### Task instructions
Every line in the listing below that holds the word "numbers" should be returned.

The data below:

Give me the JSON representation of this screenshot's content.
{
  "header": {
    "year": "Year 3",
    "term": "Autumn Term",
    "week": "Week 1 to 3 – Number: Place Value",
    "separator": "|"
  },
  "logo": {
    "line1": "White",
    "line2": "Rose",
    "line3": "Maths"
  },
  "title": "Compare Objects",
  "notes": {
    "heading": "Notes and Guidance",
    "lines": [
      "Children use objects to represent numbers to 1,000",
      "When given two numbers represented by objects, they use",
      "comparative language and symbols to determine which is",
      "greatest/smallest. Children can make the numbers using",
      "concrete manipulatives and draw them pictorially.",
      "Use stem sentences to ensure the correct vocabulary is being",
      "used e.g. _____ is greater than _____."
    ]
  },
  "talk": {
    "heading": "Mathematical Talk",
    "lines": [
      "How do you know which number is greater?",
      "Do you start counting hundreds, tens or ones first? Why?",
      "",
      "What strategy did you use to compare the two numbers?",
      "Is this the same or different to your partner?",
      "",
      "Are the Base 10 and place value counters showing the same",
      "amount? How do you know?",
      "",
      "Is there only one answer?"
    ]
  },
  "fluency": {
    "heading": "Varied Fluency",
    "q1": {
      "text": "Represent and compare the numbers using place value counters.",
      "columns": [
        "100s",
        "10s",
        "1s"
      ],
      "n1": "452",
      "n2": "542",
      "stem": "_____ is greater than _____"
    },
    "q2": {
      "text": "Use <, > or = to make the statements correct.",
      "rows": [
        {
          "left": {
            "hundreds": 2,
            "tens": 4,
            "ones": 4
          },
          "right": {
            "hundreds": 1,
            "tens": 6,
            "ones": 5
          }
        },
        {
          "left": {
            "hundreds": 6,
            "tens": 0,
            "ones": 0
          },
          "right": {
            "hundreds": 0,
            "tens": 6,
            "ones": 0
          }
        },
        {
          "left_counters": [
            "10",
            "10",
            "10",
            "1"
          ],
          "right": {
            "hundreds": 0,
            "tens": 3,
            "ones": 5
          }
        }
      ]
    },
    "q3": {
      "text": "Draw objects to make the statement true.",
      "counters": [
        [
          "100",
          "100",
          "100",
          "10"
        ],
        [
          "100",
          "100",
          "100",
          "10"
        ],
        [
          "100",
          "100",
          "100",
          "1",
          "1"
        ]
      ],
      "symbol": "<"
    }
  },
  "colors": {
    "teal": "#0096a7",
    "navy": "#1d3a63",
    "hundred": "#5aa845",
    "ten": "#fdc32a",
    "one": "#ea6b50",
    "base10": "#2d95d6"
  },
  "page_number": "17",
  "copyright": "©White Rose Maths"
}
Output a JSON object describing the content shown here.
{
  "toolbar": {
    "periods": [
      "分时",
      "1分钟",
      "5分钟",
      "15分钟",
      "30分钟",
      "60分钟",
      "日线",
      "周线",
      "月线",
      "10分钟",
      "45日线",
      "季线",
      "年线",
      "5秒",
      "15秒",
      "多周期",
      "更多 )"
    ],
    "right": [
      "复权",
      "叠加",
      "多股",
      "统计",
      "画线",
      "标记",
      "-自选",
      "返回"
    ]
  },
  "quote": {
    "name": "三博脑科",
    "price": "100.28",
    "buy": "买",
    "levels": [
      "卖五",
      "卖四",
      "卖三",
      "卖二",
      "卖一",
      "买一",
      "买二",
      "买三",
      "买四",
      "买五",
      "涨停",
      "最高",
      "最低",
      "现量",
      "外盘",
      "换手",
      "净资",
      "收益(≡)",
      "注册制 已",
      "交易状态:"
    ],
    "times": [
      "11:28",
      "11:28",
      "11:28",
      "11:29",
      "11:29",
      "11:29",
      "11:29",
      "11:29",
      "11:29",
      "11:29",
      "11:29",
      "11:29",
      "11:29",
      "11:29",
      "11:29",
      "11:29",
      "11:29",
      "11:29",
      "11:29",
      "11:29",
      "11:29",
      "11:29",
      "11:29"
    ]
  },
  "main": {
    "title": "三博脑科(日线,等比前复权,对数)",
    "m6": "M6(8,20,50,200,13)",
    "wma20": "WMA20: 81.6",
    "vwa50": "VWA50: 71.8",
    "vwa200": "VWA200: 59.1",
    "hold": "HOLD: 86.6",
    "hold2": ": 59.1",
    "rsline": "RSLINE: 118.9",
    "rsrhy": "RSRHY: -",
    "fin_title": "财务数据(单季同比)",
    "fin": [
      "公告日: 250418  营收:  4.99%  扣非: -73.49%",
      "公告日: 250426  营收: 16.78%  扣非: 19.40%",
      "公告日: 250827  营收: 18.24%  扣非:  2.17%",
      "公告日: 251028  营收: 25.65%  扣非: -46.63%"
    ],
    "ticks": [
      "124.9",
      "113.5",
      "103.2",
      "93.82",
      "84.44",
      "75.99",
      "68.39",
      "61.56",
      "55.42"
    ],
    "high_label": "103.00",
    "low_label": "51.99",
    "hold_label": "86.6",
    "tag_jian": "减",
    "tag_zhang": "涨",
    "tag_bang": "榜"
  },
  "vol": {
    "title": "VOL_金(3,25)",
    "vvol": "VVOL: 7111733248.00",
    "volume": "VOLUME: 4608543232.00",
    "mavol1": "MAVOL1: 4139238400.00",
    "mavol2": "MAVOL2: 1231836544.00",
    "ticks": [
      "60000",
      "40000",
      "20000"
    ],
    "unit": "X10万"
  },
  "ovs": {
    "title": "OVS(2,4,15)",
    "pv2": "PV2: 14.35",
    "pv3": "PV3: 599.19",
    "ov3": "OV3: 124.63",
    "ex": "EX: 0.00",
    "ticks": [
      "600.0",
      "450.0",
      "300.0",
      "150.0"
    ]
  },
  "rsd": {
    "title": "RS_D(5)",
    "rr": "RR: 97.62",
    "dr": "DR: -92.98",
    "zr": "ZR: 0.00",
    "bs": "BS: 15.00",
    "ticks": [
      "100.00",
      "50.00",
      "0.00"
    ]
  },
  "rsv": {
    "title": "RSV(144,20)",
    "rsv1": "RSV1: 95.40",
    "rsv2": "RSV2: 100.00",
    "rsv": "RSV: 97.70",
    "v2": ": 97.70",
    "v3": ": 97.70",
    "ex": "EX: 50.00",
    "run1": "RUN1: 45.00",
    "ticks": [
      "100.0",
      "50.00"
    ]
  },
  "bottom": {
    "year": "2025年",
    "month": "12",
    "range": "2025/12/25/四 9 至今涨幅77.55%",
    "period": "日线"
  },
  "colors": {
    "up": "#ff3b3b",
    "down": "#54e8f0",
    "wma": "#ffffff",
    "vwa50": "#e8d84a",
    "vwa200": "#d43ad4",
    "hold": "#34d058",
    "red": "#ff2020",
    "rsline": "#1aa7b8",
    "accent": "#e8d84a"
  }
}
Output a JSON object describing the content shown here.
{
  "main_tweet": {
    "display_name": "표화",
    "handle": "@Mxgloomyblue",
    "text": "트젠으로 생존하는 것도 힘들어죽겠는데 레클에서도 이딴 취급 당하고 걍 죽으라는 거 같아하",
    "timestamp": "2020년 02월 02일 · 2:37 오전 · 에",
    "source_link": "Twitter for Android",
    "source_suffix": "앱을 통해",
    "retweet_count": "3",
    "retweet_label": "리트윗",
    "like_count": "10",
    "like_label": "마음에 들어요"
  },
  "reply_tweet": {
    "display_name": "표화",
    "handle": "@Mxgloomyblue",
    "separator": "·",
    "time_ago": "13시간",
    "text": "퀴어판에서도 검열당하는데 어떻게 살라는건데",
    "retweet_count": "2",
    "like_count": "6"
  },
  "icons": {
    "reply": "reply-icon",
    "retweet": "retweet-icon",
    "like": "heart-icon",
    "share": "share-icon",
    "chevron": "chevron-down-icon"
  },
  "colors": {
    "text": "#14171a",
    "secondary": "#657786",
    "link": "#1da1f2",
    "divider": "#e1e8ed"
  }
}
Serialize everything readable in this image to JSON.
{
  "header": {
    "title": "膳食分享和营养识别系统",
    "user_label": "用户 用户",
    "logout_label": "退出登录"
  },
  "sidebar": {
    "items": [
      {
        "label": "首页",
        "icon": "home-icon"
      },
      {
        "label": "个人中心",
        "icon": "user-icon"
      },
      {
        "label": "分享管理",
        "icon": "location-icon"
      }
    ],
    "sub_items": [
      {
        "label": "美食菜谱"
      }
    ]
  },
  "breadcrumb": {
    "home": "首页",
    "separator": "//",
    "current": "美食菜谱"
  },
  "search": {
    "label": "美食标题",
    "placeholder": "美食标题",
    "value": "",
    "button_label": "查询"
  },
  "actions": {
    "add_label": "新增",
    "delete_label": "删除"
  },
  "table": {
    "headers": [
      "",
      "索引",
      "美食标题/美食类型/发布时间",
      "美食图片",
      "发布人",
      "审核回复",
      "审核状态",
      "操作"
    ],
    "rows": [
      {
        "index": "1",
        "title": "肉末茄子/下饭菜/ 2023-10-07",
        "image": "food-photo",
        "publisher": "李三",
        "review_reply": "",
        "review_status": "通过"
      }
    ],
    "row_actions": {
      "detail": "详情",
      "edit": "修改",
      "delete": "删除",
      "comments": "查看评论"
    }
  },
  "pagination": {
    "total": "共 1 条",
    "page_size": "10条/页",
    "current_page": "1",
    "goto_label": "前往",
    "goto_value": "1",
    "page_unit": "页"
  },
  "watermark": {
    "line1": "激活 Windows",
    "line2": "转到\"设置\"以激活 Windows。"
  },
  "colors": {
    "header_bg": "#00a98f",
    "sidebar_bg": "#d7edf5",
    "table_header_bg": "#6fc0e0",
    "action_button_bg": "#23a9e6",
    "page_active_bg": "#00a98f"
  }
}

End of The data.

### Exercise result
      "Children use objects to represent numbers to 1,000",
      "When given two numbers represented by objects, they use",
      "greatest/smallest. Children can make the numbers using",
      "What strategy did you use to compare the two numbers?",
      "text": "Represent and compare the numbers using place value counters.",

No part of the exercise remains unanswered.